In theatre he has collaborated on David Strosberg’s Lettre à Cassandre, and on Les 1001 nuits directed by Dominique Serron. In another genre completely, his stage design and lighting are to be used on tour by Liège rock group My Little Cheap Dictaphone.
Nicolas Olivier’s lighting designs are more like architectural constructions than set designs in the strict sense. He continually demonstrates his interest in the encounter between bodies, dance, the voice, video, architecture and various performing arts disciplines.
Thomas Gunzig was born in Brussels in 1970 and graduated with a degree in political science (international relations). He embarked on his writing career with a collection of short stories entitled Situation instable penchant vers le mois d’août which won the City of Brussels student writer’s prize in 1994. This was the first of many publications and literary awards. His writing has since diversified, from short stories to a novel (Mort d’un parfait bilingue, Rossel Prize 2001) and from radio fiction to a book for young people (Nom de code: Superpouvoir, 2005), by way of musical theatre (Belle à mourir, staged at Le Public in 1999). He also worked with Jaco Van Dormael, Harry Clevens and Comès on a film adaptation of the comic strip Silence in 2006. His works have been adapted for the stage in France and Belgium. In 2008, he trod the boards himself for the first time in his own play Les Origines de la vie, which he directed with Isabelle Wery. His Spiderman has also been adapted for the screen by Christophe Perié in a Jan Kounen production. His books have been translated into several languages, including German, Russian, Italian and Czech. There is also an educational dimension to Thomas Gunzig’s work as he regularly runs writing workshops and gives lectures in Belgium and abroad. He also gives classes on literature at the Ecole Nationale Supérieure des Arts Visuels (La Cambre) and on storytelling at the Institut Supérieur Saint-Luc in Brussels. He puts a great deal of effort into supporting writers within SCAM (the Civil Society of Multimedia Authors) and was elected its vice-president in 2007. Thomas Gunzig has also become something of a media personality: he is a columnist for various newspapers and magazines, his voice has been heard for five years on RTBF’s radio waves in Jeu des Dictionnaires and now, on Matin Première, he paints a picture of the day’s guest in his Café Serré.

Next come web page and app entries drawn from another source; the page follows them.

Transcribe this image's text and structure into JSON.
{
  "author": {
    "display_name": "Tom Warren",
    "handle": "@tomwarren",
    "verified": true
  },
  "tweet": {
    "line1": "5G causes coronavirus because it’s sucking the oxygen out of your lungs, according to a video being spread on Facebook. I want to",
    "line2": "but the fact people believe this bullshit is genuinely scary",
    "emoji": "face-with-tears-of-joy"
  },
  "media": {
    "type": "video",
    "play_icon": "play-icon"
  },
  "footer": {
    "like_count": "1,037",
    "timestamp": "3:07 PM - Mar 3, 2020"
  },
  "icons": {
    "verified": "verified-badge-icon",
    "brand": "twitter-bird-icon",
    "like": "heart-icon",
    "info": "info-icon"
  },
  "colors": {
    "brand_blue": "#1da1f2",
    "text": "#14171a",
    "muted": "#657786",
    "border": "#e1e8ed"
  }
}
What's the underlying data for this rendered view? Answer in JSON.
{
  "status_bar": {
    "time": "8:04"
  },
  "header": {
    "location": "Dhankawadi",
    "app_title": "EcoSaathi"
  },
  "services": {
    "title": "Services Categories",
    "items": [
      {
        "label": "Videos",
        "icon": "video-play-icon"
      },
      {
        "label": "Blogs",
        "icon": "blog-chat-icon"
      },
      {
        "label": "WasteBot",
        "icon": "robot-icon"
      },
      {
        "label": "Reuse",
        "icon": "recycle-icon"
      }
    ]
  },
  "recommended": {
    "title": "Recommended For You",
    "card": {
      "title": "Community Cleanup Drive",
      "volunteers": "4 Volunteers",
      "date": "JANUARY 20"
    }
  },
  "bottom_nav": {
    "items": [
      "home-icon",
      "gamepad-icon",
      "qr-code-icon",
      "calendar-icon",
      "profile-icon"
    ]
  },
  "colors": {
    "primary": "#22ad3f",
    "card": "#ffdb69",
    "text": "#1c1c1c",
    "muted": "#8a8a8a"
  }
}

Julien Lambert was born in 1983 in Normandy, a place that has definitely shaped his particular taste for landscapes with changing light. It is also steeped in a modern history which has left a lasting mark. The humane approach he takes to his work is associated as much with the way he collaborates with and learns from his colleagues as it is with the kind of commitment demanded by the work of a cameraman.

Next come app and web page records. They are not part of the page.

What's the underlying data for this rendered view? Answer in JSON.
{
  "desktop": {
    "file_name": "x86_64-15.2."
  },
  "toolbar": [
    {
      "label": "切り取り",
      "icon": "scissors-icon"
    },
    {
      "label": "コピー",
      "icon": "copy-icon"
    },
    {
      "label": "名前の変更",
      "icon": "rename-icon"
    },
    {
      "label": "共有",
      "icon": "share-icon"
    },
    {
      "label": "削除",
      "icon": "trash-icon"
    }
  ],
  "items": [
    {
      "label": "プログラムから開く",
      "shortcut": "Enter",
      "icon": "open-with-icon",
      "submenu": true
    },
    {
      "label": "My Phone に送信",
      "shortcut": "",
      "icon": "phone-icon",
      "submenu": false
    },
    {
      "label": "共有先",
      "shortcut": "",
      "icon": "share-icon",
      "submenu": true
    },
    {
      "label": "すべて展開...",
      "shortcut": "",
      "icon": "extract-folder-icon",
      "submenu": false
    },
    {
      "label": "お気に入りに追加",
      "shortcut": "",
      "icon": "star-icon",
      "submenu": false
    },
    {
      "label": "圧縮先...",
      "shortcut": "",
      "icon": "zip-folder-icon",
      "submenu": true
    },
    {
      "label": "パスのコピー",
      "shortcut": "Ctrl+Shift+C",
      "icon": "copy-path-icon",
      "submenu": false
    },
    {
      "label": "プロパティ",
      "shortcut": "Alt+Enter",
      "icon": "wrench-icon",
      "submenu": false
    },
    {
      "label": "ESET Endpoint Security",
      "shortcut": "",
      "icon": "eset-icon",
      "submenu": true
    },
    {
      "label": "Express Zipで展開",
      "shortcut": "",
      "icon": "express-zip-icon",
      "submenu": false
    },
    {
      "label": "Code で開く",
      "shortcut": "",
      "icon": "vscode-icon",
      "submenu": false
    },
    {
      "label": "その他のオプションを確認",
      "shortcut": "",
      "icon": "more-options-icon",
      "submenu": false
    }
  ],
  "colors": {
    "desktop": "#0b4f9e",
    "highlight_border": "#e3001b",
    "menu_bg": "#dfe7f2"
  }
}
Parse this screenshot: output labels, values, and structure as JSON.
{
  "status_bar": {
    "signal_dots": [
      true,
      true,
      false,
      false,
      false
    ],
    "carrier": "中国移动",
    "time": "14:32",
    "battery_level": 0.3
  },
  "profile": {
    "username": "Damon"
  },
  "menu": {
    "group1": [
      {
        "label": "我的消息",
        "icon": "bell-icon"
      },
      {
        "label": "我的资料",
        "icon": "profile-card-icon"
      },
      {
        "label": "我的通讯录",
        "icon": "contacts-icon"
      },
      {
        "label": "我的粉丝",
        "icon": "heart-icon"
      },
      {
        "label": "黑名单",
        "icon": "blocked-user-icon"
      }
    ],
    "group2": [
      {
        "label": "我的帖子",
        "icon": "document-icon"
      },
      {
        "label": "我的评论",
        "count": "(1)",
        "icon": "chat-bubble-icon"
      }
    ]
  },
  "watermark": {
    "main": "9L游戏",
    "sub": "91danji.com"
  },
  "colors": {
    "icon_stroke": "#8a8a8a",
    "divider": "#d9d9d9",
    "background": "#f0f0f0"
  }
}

Specialising early on in images, Julien learnt his craft at INSAS in Brussels, a place where he encountered his peers working in different art forms: fictional and documentary film, dance, the performing arts and music. Like any good craftsman, he refined his tools by taking them apart; for him nothing could be more natural than understanding a camera down to its tiniest detail. However for Julien the basic essentials are elsewhere: they can be found in the journey you take getting there.